While Western governments scoff at the anti-blasphemy measure that a UN General Assembly committee passed on November 24, they actually have led the way in perfecting the art of self-censorship. Bureaucrats and elected officials, in de facto sympathy with the resolution's claim that "Islam is frequently and wrongly associated with human rights violations and terrorism," twist themselves into pretzels to cleanse references to the faith from relevant discussions.

The immediate consequences of refusing to call a spade a spade are as predictable as they are maddening. Consider this lesson in the obvious, courtesy of Great Britain:

Attempts to turn young people away from Islamic extremism are being hampered by politically correct language, according to a new report.

Ministers last year directed councils to use the terms "anti-Islamic activity" and "community resilience" instead of terrorism and extremism, as part of a drive to win over the Muslim community.

But the rebranding has spread confusion and is preventing local authorities and public bodies from talking openly about the radicalization of young people.

Home Secretary Jacqui Smith was ridiculed for renaming terrorism "anti-Islamic activity." Given that citizens and councilors alike can point to legions of Muslim terrorists who have sought to justify their atrocities by appealing to Islam, it is little surprise that such policies "spread confusion." The replacement of "extremism" with "community resilience" is even more baffling.

Yet Americans should not laugh too hard at their cousins in the UK. As reported earlier this year:

Federal agencies, including the State Department, the Department of Homeland Security, and the National Counter Terrorism Center, are telling their people not to describe Islamic extremists as "jihadists" or "mujahedeen," according to documents obtained by the Associated Press. Lingo like "Islamo-fascism" is out, too.

The reason: Such words may actually boost support for radicals among Arab and Muslim audiences by giving them a veneer of religious credibility or by causing offense to moderates.

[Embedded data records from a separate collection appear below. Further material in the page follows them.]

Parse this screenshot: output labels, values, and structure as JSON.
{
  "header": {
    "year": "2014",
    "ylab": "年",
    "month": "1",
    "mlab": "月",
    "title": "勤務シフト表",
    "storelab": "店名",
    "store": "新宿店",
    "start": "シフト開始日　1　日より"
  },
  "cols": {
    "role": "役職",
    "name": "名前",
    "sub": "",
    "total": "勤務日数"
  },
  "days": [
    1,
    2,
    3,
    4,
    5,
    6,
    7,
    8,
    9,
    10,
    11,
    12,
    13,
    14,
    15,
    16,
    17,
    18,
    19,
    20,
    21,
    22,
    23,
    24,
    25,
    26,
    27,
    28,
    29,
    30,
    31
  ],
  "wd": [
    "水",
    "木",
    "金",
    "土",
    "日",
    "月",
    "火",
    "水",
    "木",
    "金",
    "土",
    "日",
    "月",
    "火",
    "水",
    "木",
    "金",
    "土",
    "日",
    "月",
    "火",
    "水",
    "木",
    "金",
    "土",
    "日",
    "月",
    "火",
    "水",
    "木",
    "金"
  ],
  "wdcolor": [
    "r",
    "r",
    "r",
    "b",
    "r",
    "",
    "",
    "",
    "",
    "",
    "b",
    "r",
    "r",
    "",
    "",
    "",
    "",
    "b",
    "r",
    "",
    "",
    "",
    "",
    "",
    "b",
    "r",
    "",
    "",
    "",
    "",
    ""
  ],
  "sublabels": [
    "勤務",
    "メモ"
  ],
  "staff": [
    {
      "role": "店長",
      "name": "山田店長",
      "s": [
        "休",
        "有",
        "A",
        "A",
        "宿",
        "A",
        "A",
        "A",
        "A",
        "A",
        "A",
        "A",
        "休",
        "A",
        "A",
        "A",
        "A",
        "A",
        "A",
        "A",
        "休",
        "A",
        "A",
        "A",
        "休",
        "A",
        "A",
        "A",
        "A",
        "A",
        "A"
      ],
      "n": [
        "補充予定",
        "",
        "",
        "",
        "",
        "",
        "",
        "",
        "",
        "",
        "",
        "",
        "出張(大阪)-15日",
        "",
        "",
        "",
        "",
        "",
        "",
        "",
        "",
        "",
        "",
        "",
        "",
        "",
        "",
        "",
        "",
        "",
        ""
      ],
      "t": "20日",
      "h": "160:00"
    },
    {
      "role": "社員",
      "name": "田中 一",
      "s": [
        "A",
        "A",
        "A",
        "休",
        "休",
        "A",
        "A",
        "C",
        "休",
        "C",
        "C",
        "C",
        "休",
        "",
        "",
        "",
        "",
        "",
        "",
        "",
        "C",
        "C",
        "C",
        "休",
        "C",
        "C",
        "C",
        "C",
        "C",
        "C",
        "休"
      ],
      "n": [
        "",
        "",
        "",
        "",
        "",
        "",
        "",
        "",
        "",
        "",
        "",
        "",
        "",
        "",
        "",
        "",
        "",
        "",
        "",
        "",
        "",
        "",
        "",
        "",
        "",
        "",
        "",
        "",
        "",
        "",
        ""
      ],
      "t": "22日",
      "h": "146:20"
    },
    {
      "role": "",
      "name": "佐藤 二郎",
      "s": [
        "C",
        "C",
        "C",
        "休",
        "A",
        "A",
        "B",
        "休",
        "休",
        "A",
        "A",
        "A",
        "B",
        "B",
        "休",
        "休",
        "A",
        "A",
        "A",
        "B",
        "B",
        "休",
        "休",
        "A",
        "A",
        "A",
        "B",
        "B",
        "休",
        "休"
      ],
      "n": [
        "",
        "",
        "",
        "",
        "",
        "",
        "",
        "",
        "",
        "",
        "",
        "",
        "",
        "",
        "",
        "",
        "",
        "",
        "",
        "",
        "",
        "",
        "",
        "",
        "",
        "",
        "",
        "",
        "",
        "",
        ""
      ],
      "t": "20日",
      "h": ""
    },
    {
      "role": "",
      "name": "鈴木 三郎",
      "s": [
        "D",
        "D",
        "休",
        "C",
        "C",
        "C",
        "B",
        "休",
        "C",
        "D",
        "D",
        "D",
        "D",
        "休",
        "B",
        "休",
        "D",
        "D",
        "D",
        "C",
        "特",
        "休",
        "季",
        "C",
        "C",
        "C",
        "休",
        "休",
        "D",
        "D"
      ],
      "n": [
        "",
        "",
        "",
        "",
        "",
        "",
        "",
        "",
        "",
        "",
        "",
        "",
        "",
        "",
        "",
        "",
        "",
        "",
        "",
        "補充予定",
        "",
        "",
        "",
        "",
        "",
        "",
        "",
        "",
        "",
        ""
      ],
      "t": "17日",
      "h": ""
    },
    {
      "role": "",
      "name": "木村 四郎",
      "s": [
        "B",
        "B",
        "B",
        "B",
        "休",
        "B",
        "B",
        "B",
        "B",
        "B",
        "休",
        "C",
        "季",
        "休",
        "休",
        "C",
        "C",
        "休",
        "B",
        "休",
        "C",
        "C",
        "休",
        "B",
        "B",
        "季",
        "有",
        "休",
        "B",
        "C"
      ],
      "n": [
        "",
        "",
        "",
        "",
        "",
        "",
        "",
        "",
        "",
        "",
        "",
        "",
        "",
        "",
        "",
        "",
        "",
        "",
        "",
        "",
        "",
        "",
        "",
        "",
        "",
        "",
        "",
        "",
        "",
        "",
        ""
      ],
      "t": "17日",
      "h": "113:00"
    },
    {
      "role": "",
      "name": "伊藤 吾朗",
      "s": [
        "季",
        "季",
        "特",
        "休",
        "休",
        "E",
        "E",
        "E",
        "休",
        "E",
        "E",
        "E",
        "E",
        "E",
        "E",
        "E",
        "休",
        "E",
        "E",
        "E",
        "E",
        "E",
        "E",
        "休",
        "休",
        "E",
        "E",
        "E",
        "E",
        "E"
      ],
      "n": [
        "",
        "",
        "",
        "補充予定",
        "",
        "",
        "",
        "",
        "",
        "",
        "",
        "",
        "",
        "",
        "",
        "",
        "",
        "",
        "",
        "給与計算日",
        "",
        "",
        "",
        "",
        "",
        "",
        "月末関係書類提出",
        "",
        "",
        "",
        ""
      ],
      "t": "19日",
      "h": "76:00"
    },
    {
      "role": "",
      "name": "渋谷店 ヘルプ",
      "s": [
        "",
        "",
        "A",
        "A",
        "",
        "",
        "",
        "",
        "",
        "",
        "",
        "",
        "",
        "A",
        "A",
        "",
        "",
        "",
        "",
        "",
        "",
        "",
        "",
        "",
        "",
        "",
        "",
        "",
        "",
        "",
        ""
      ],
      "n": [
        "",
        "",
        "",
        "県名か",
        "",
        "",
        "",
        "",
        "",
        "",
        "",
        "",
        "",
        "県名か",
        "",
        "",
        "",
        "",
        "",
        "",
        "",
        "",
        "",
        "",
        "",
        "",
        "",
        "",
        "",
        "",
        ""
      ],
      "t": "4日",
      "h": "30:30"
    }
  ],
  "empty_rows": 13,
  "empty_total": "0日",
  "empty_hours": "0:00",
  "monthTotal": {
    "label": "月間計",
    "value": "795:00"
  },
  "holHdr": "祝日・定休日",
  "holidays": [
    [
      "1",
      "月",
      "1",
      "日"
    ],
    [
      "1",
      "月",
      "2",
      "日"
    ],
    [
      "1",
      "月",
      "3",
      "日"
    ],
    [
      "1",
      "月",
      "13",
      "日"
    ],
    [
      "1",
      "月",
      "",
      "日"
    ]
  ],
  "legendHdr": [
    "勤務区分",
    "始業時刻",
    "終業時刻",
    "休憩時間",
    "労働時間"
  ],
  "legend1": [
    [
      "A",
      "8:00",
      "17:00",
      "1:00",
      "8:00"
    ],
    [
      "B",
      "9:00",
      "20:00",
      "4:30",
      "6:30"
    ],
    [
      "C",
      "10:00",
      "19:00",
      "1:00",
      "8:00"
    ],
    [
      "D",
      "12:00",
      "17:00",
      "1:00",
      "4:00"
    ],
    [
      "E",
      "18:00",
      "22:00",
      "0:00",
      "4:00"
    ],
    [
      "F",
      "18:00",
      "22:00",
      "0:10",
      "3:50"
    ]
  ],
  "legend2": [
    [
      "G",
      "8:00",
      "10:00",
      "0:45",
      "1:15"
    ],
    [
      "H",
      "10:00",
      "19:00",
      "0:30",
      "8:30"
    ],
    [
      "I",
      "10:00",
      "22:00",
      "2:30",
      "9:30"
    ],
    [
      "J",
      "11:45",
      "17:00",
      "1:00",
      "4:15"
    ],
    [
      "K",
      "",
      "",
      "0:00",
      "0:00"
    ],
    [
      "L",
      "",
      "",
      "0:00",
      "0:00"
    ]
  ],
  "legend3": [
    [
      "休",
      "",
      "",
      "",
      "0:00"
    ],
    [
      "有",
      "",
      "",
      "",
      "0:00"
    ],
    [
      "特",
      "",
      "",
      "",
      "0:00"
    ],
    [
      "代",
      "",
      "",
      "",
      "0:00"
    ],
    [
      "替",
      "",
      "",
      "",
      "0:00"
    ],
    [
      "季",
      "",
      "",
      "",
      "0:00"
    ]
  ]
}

There is, however, a ray of hope. A U.S. military "red team" recently called for the rejection of these policies, arguing that "while there is concern that we not label all Muslims as Islamist terrorists, it is proper to address certain aspects of violence as uniquely Islamic."

Knowing the enemy is prerequisite to defeating him. Islamists and the UN hope to muzzle the West into ignorance; we must not compound the problem by muzzling ourselves.